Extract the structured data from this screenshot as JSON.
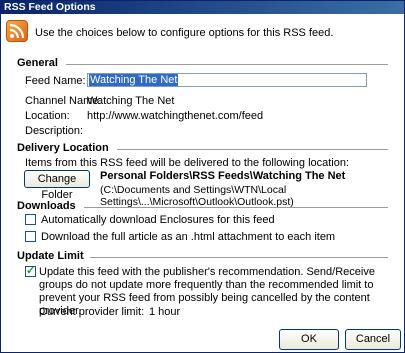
{
  "window": {
    "title": "RSS Feed Options"
  },
  "intro": {
    "text": "Use the choices below to configure options for this RSS feed."
  },
  "icons": {
    "rss": "rss-feed-icon",
    "checkmark": "checkmark-icon"
  },
  "general": {
    "title": "General",
    "feed_name_label": "Feed Name:",
    "feed_name_value": "Watching The Net",
    "channel_name_label": "Channel Name:",
    "channel_name_value": "Watching The Net",
    "location_label": "Location:",
    "location_value": "http://www.watchingthenet.com/feed",
    "description_label": "Description:"
  },
  "delivery": {
    "title": "Delivery Location",
    "info_text": "Items from this RSS feed will be delivered to the following location:",
    "change_folder_label": "Change Folder",
    "folder_path": "Personal Folders\\RSS Feeds\\Watching The Net",
    "file_path": "(C:\\Documents and Settings\\WTN\\Local Settings\\...\\Microsoft\\Outlook\\Outlook.pst)"
  },
  "downloads": {
    "title": "Downloads",
    "option1_label": "Automatically download Enclosures for this feed",
    "option1_checked": false,
    "option2_label": "Download the full article as an .html attachment to each item",
    "option2_checked": false
  },
  "update_limit": {
    "title": "Update Limit",
    "recommendation_text": "Update this feed with the publisher's recommendation. Send/Receive groups do not update more frequently than the recommended limit to prevent your RSS feed from possibly being cancelled by the content provider.",
    "recommendation_checked": true,
    "current_limit_label": "Current provider limit:",
    "current_limit_value": "1 hour"
  },
  "buttons": {
    "ok": "OK",
    "cancel": "Cancel"
  }
}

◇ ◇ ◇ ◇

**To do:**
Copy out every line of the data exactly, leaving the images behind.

**Answer space:**
Extract the structured data from this screenshot as JSON.
{
  "window": {
    "title": "RSS Feed Options"
  },
  "intro": {
    "text": "Use the choices below to configure options for this RSS feed."
  },
  "icons": {
    "rss": "rss-feed-icon",
    "checkmark": "checkmark-icon"
  },
  "general": {
    "title": "General",
    "feed_name_label": "Feed Name:",
    "feed_name_value": "Watching The Net",
    "channel_name_label": "Channel Name:",
    "channel_name_value": "Watching The Net",
    "location_label": "Location:",
    "location_value": "http://www.watchingthenet.com/feed",
    "description_label": "Description:"
  },
  "delivery": {
    "title": "Delivery Location",
    "info_text": "Items from this RSS feed will be delivered to the following location:",
    "change_folder_label": "Change Folder",
    "folder_path": "Personal Folders\\RSS Feeds\\Watching The Net",
    "file_path": "(C:\\Documents and Settings\\WTN\\Local Settings\\...\\Microsoft\\Outlook\\Outlook.pst)"
  },
  "downloads": {
    "title": "Downloads",
    "option1_label": "Automatically download Enclosures for this feed",
    "option1_checked": false,
    "option2_label": "Download the full article as an .html attachment to each item",
    "option2_checked": false
  },
  "update_limit": {
    "title": "Update Limit",
    "recommendation_text": "Update this feed with the publisher's recommendation. Send/Receive groups do not update more frequently than the recommended limit to prevent your RSS feed from possibly being cancelled by the content provider.",
    "recommendation_checked": true,
    "current_limit_label": "Current provider limit:",
    "current_limit_value": "1 hour"
  },
  "buttons": {
    "ok": "OK",
    "cancel": "Cancel"
  }
}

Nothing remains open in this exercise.